--- EXTRACTED ENTRIES ---

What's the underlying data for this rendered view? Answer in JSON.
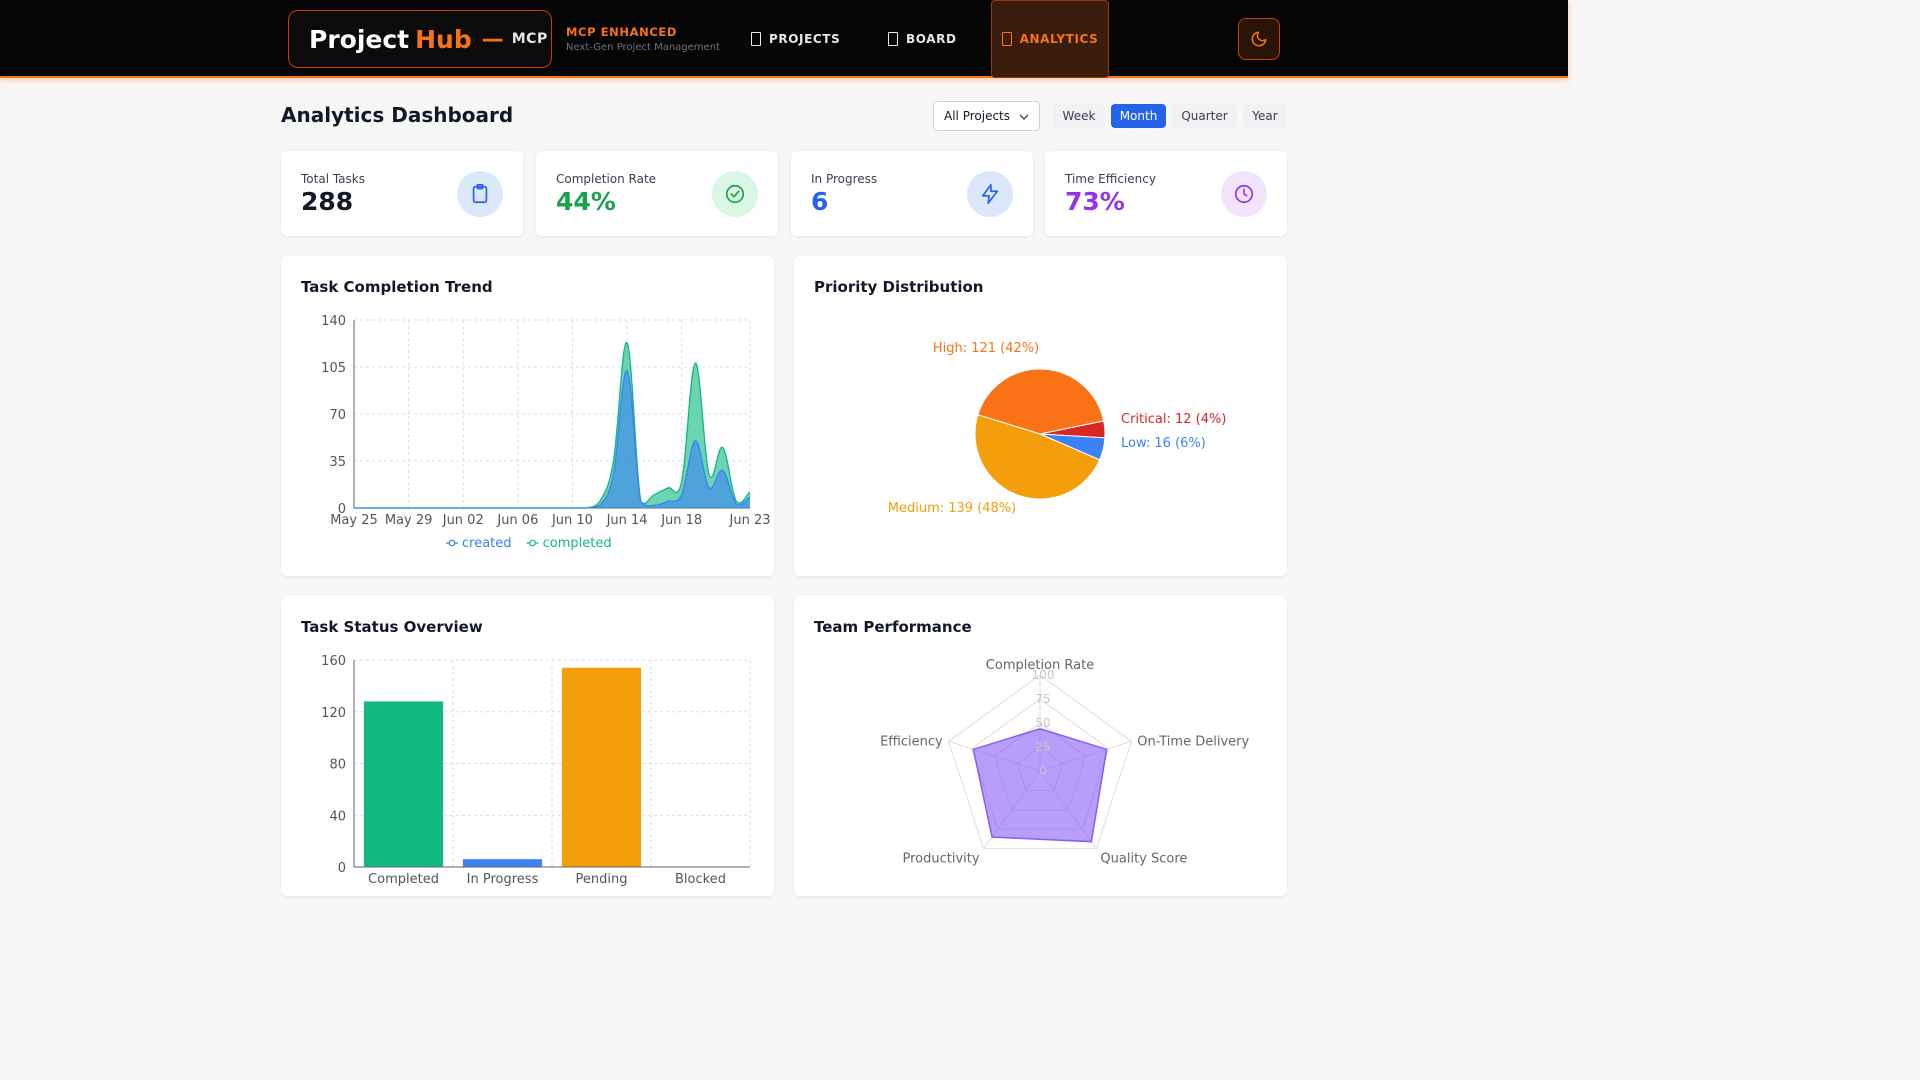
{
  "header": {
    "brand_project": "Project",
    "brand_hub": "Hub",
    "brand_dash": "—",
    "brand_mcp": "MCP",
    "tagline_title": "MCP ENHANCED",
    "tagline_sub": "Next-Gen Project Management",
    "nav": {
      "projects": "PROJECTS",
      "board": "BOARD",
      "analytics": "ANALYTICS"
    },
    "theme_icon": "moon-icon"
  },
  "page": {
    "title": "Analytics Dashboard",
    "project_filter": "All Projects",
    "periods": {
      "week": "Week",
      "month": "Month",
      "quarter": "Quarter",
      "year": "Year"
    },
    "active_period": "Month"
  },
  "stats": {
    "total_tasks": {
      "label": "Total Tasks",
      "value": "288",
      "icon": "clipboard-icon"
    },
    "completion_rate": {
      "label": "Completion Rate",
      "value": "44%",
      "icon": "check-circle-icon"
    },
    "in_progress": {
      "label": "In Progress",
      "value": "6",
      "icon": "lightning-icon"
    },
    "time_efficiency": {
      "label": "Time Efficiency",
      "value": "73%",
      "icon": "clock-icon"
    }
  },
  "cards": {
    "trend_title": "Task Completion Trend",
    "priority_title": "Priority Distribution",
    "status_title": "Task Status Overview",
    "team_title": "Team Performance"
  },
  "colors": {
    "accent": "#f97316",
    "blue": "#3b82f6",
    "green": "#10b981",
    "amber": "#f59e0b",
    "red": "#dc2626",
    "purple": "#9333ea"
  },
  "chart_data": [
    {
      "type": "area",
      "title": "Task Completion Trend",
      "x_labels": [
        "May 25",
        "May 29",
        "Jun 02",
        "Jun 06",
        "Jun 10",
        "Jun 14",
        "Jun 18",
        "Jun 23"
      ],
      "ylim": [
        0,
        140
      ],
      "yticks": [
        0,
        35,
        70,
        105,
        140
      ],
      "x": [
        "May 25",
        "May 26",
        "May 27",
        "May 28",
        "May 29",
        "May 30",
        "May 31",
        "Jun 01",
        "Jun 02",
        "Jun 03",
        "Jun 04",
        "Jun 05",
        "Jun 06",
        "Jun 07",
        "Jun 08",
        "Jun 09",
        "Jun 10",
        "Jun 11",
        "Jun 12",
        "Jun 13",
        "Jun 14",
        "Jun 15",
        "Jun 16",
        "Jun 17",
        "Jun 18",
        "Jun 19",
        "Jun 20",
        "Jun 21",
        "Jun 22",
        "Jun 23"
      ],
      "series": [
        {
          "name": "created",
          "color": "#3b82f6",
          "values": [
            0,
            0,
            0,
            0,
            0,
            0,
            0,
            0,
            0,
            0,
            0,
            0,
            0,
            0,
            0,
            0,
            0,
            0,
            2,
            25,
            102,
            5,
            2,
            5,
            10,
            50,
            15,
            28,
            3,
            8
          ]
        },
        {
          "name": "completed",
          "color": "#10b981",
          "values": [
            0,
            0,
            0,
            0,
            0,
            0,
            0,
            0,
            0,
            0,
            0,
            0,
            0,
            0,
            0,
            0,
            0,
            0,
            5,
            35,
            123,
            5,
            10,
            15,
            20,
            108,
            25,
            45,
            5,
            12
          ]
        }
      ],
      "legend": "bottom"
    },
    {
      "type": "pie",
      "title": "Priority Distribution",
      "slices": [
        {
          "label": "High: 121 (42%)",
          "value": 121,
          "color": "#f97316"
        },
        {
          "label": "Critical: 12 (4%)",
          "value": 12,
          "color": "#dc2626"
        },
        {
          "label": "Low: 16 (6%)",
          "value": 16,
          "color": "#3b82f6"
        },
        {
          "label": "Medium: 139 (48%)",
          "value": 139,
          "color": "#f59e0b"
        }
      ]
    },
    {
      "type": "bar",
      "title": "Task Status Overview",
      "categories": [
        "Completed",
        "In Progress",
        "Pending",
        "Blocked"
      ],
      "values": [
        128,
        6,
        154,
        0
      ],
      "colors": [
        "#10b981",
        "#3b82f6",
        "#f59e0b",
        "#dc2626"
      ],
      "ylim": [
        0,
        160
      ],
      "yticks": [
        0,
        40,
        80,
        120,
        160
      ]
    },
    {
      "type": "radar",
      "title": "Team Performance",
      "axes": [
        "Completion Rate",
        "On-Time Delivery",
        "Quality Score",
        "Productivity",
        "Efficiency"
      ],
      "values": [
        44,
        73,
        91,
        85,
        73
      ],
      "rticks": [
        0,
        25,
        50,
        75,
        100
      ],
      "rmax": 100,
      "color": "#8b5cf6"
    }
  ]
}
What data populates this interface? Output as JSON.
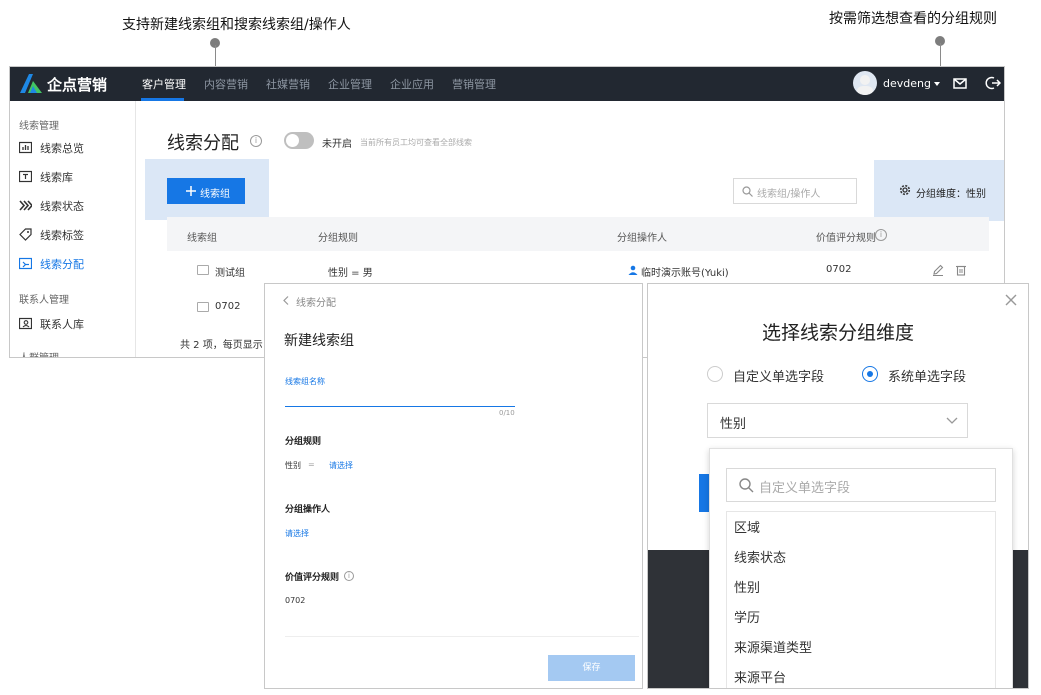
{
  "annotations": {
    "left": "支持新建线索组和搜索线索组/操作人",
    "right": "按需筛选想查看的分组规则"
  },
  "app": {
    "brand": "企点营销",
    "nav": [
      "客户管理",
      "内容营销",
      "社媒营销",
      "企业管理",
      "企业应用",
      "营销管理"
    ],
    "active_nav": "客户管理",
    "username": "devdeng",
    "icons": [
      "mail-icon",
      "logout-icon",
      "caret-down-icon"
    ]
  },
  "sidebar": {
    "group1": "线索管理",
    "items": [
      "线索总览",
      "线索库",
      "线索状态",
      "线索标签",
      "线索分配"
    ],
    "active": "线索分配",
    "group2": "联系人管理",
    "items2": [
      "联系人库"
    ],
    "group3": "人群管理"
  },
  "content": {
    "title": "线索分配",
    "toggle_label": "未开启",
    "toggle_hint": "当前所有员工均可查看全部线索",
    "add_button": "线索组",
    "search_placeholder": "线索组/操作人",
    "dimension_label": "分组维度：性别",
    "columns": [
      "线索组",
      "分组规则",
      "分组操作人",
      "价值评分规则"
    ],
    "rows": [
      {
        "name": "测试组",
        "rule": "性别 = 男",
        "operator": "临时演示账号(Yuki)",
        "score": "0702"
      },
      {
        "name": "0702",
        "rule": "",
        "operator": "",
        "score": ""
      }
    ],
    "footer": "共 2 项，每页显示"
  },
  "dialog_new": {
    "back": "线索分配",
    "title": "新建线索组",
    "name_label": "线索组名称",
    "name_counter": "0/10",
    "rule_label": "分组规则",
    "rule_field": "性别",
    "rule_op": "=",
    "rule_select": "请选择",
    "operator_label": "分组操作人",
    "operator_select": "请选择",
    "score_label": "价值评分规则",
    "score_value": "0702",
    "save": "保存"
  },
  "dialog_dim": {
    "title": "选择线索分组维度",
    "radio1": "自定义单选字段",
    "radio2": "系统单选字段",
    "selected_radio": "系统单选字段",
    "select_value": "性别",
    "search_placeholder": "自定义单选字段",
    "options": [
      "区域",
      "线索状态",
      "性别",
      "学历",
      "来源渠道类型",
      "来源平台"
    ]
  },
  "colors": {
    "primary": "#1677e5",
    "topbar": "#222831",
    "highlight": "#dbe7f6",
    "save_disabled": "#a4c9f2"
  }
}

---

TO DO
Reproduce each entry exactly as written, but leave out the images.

SOLUTION BELOW
What's the underlying data for this rendered view? Answer in JSON.
{
  "header": {
    "brand_project": "Project",
    "brand_hub": "Hub",
    "brand_dash": "—",
    "brand_mcp": "MCP",
    "tagline_title": "MCP ENHANCED",
    "tagline_sub": "Next-Gen Project Management",
    "nav": {
      "projects": "PROJECTS",
      "board": "BOARD",
      "analytics": "ANALYTICS"
    },
    "theme_icon": "moon-icon"
  },
  "page": {
    "title": "Analytics Dashboard",
    "project_filter": "All Projects",
    "periods": {
      "week": "Week",
      "month": "Month",
      "quarter": "Quarter",
      "year": "Year"
    },
    "active_period": "Month"
  },
  "stats": {
    "total_tasks": {
      "label": "Total Tasks",
      "value": "288",
      "icon": "clipboard-icon"
    },
    "completion_rate": {
      "label": "Completion Rate",
      "value": "44%",
      "icon": "check-circle-icon"
    },
    "in_progress": {
      "label": "In Progress",
      "value": "6",
      "icon": "lightning-icon"
    },
    "time_efficiency": {
      "label": "Time Efficiency",
      "value": "73%",
      "icon": "clock-icon"
    }
  },
  "cards": {
    "trend_title": "Task Completion Trend",
    "priority_title": "Priority Distribution",
    "status_title": "Task Status Overview",
    "team_title": "Team Performance"
  },
  "colors": {
    "accent": "#f97316",
    "blue": "#3b82f6",
    "green": "#10b981",
    "amber": "#f59e0b",
    "red": "#dc2626",
    "purple": "#9333ea"
  },
  "chart_data": [
    {
      "type": "area",
      "title": "Task Completion Trend",
      "x_labels": [
        "May 25",
        "May 29",
        "Jun 02",
        "Jun 06",
        "Jun 10",
        "Jun 14",
        "Jun 18",
        "Jun 23"
      ],
      "ylim": [
        0,
        140
      ],
      "yticks": [
        0,
        35,
        70,
        105,
        140
      ],
      "x": [
        "May 25",
        "May 26",
        "May 27",
        "May 28",
        "May 29",
        "May 30",
        "May 31",
        "Jun 01",
        "Jun 02",
        "Jun 03",
        "Jun 04",
        "Jun 05",
        "Jun 06",
        "Jun 07",
        "Jun 08",
        "Jun 09",
        "Jun 10",
        "Jun 11",
        "Jun 12",
        "Jun 13",
        "Jun 14",
        "Jun 15",
        "Jun 16",
        "Jun 17",
        "Jun 18",
        "Jun 19",
        "Jun 20",
        "Jun 21",
        "Jun 22",
        "Jun 23"
      ],
      "series": [
        {
          "name": "created",
          "color": "#3b82f6",
          "values": [
            0,
            0,
            0,
            0,
            0,
            0,
            0,
            0,
            0,
            0,
            0,
            0,
            0,
            0,
            0,
            0,
            0,
            0,
            2,
            25,
            102,
            5,
            2,
            5,
            10,
            50,
            15,
            28,
            3,
            8
          ]
        },
        {
          "name": "completed",
          "color": "#10b981",
          "values": [
            0,
            0,
            0,
            0,
            0,
            0,
            0,
            0,
            0,
            0,
            0,
            0,
            0,
            0,
            0,
            0,
            0,
            0,
            5,
            35,
            123,
            5,
            10,
            15,
            20,
            108,
            25,
            45,
            5,
            12
          ]
        }
      ],
      "legend": "bottom"
    },
    {
      "type": "pie",
      "title": "Priority Distribution",
      "slices": [
        {
          "label": "High: 121 (42%)",
          "value": 121,
          "color": "#f97316"
        },
        {
          "label": "Critical: 12 (4%)",
          "value": 12,
          "color": "#dc2626"
        },
        {
          "label": "Low: 16 (6%)",
          "value": 16,
          "color": "#3b82f6"
        },
        {
          "label": "Medium: 139 (48%)",
          "value": 139,
          "color": "#f59e0b"
        }
      ]
    },
    {
      "type": "bar",
      "title": "Task Status Overview",
      "categories": [
        "Completed",
        "In Progress",
        "Pending",
        "Blocked"
      ],
      "values": [
        128,
        6,
        154,
        0
      ],
      "colors": [
        "#10b981",
        "#3b82f6",
        "#f59e0b",
        "#dc2626"
      ],
      "ylim": [
        0,
        160
      ],
      "yticks": [
        0,
        40,
        80,
        120,
        160
      ]
    },
    {
      "type": "radar",
      "title": "Team Performance",
      "axes": [
        "Completion Rate",
        "On-Time Delivery",
        "Quality Score",
        "Productivity",
        "Efficiency"
      ],
      "values": [
        44,
        73,
        91,
        85,
        73
      ],
      "rticks": [
        0,
        25,
        50,
        75,
        100
      ],
      "rmax": 100,
      "color": "#8b5cf6"
    }
  ]
}
What data populates this interface? Output as JSON.
{
  "annotations": {
    "left": "支持新建线索组和搜索线索组/操作人",
    "right": "按需筛选想查看的分组规则"
  },
  "app": {
    "brand": "企点营销",
    "nav": [
      "客户管理",
      "内容营销",
      "社媒营销",
      "企业管理",
      "企业应用",
      "营销管理"
    ],
    "active_nav": "客户管理",
    "username": "devdeng",
    "icons": [
      "mail-icon",
      "logout-icon",
      "caret-down-icon"
    ]
  },
  "sidebar": {
    "group1": "线索管理",
    "items": [
      "线索总览",
      "线索库",
      "线索状态",
      "线索标签",
      "线索分配"
    ],
    "active": "线索分配",
    "group2": "联系人管理",
    "items2": [
      "联系人库"
    ],
    "group3": "人群管理"
  },
  "content": {
    "title": "线索分配",
    "toggle_label": "未开启",
    "toggle_hint": "当前所有员工均可查看全部线索",
    "add_button": "线索组",
    "search_placeholder": "线索组/操作人",
    "dimension_label": "分组维度：性别",
    "columns": [
      "线索组",
      "分组规则",
      "分组操作人",
      "价值评分规则"
    ],
    "rows": [
      {
        "name": "测试组",
        "rule": "性别 = 男",
        "operator": "临时演示账号(Yuki)",
        "score": "0702"
      },
      {
        "name": "0702",
        "rule": "",
        "operator": "",
        "score": ""
      }
    ],
    "footer": "共 2 项，每页显示"
  },
  "dialog_new": {
    "back": "线索分配",
    "title": "新建线索组",
    "name_label": "线索组名称",
    "name_counter": "0/10",
    "rule_label": "分组规则",
    "rule_field": "性别",
    "rule_op": "=",
    "rule_select": "请选择",
    "operator_label": "分组操作人",
    "operator_select": "请选择",
    "score_label": "价值评分规则",
    "score_value": "0702",
    "save": "保存"
  },
  "dialog_dim": {
    "title": "选择线索分组维度",
    "radio1": "自定义单选字段",
    "radio2": "系统单选字段",
    "selected_radio": "系统单选字段",
    "select_value": "性别",
    "search_placeholder": "自定义单选字段",
    "options": [
      "区域",
      "线索状态",
      "性别",
      "学历",
      "来源渠道类型",
      "来源平台"
    ]
  },
  "colors": {
    "primary": "#1677e5",
    "topbar": "#222831",
    "highlight": "#dbe7f6",
    "save_disabled": "#a4c9f2"
  }
}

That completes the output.